High Flying Chariot

Located high in the night sky above the constellation of Orion is Auriga the Charioteer. Alpha Auriga or Capella shines at magnitude zero and at a declination of +44 degrees, is a circumpolar star for most of Canada. It never sets from northern latitudes of +46 degrees and higher. Capella is a yellow star with a spectral classification of G8 and a surface temperature slightly hotter than our sun (G2). Capella lies 43 light-years from us and has an extremely close yellow companion (G0) but a telescope will always show one single point of light. Within this system, Capella Aa measures 12 times and Capella Ab 9 times the width of our sun. These giants orbit each other in just 104 days at a separation of .72 astronomical unit or the distance between our sun and Venus.
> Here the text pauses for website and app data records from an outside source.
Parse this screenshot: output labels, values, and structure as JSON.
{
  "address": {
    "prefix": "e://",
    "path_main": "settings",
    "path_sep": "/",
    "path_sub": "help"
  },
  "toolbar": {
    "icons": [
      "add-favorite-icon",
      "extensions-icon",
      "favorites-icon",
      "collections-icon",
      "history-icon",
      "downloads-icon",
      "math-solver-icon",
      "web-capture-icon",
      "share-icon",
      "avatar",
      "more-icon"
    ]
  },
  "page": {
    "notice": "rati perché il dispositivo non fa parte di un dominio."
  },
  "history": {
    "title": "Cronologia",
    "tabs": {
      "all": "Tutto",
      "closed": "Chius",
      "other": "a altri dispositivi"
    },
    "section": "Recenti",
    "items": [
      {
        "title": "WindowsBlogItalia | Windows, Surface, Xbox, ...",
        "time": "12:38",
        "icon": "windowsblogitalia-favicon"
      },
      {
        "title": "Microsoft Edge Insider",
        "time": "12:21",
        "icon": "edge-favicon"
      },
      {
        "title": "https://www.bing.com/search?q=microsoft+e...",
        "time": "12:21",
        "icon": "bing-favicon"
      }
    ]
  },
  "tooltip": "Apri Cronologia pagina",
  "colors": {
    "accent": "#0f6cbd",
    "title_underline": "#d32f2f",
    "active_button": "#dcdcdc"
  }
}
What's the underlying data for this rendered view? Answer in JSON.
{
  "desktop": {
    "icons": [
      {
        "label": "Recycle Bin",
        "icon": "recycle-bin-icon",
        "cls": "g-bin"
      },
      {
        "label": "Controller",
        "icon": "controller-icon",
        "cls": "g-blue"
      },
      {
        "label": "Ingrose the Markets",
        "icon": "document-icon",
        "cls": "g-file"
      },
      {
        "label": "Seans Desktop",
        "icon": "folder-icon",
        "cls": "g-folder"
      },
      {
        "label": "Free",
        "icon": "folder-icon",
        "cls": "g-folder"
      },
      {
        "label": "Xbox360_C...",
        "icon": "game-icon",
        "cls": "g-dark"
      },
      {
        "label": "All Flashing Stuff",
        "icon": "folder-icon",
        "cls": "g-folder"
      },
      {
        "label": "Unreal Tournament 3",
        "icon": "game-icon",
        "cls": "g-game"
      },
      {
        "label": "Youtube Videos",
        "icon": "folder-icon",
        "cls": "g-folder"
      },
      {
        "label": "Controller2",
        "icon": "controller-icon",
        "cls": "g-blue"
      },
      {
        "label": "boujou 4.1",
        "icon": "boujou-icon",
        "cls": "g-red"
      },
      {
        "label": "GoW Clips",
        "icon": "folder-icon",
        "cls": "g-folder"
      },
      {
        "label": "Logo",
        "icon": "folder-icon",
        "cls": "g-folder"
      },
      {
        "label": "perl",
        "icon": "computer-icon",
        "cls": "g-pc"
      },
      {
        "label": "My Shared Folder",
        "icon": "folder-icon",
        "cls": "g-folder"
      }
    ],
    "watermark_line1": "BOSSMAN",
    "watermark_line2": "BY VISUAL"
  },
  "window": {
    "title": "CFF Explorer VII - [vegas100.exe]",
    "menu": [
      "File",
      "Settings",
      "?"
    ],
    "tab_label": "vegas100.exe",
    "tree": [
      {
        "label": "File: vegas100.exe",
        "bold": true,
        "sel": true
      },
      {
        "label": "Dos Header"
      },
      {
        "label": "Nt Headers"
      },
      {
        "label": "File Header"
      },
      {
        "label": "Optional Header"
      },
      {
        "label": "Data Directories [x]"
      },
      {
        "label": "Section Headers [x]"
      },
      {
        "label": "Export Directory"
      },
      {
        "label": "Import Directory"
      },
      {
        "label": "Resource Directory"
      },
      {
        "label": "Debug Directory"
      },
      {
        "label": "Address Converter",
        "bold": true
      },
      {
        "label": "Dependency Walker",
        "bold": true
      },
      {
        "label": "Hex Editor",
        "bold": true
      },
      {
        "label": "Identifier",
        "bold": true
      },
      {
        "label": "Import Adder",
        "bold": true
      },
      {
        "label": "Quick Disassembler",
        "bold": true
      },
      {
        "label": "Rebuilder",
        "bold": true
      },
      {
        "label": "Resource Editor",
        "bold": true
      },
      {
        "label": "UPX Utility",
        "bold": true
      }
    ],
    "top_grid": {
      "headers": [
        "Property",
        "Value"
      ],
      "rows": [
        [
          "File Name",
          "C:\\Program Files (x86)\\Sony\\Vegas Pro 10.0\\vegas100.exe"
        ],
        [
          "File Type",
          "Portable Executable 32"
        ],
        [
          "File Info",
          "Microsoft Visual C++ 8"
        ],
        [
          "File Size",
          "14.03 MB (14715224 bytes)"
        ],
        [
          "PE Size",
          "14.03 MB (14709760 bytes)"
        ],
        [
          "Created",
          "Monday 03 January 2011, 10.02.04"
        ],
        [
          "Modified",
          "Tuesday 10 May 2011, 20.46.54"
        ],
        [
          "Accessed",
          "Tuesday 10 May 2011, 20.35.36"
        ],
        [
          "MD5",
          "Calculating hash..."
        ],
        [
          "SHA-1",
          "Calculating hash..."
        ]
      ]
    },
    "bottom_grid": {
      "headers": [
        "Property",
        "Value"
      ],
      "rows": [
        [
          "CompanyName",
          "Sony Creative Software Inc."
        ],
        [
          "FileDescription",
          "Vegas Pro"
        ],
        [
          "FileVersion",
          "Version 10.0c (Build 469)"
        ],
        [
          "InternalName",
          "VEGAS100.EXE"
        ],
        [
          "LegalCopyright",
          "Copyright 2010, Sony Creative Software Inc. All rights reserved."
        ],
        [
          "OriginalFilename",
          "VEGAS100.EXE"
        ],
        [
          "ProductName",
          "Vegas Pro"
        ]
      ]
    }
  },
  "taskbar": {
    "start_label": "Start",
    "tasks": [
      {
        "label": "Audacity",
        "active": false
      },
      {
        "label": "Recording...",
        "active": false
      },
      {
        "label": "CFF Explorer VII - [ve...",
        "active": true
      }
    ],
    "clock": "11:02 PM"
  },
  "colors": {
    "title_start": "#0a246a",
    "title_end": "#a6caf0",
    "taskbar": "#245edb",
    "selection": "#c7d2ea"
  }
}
Auriga fits perfectly on the winter Milky Way and is home to a few fantastic objects to both observe and photograph. Located towards the lower part of the asterism is the trio of open clusters labelled as M38 - the Starfish Cluster, M36 - the Pinwheel Cluster and my favourite M37 - the Salt and Pepper Cluster. Their population is around 100, 60 and 150 stars respectively and all reside about 4,500 light-years from us. Next time you look at these objects, their starlight left when the Pyramids were being built.

Throw into the mix IC 410 and you have a wonderful place to use your digital or CCD camera to take long-exposure images. IC 410 is an emission nebula spanning 100 light-years wide and lies some 1200 lights years away. Amongst the fine detail of stellar formation are two odd-looking squiggles called the tadpoles. Their appearance is a result of the stellar winds blowing from nearby NGC 1893.

For a challenge might I would like to suggest the combination of NGC 1931, IC417 and Sharpless 2-237. The group lies at a distance of approximately 10,000 light-years and measuring 3 arc minutes across. This is a combination of an emission and reflection nebula and is listed at magnitude 10.0. Another interesting object is the small but bright planetary nebula labelled IC 2149. At low power, it looks like a typical 11th magnitude sun but the nebulosity reveals itself in higher magnifications. IC 2149 is an estimated 5,200 light-years away.

Venus is located high in the western sky and sets around 8:40 pm local time at the beginning of February and an hour later at the end of the month. It will continue to climb the western sky until March 24 – when it reaches 46 degrees from the sun. Venus and the crescent moon will form a nice pairing on the nights of February 26 and 27. As for the other planets, you will have to wake up early to first catch Mars to the left of Antares. Both appear bright orange but Mars is slightly fainter. The red planet rises in the southeast just after 4 a.m. local time at the beginning of the month with Jupiter less than two hours after that and ending with Saturn crawling out of the solar glare some 40 minutes after Jupiter. The moon will occult Mars on the morning of February 18. In Ottawa, the sun will be five degrees above the horizon so places farther west will benefit from the darkness. The planet is also close to the Lagoon Nebula.

This month’s Full Snow Moon occurs on February 9 with New Moon (lunation 1202) on February 22.

Until next month, clear skies everyone.

Gary Boyle

eNews date: 
Saturday, February 1, 2020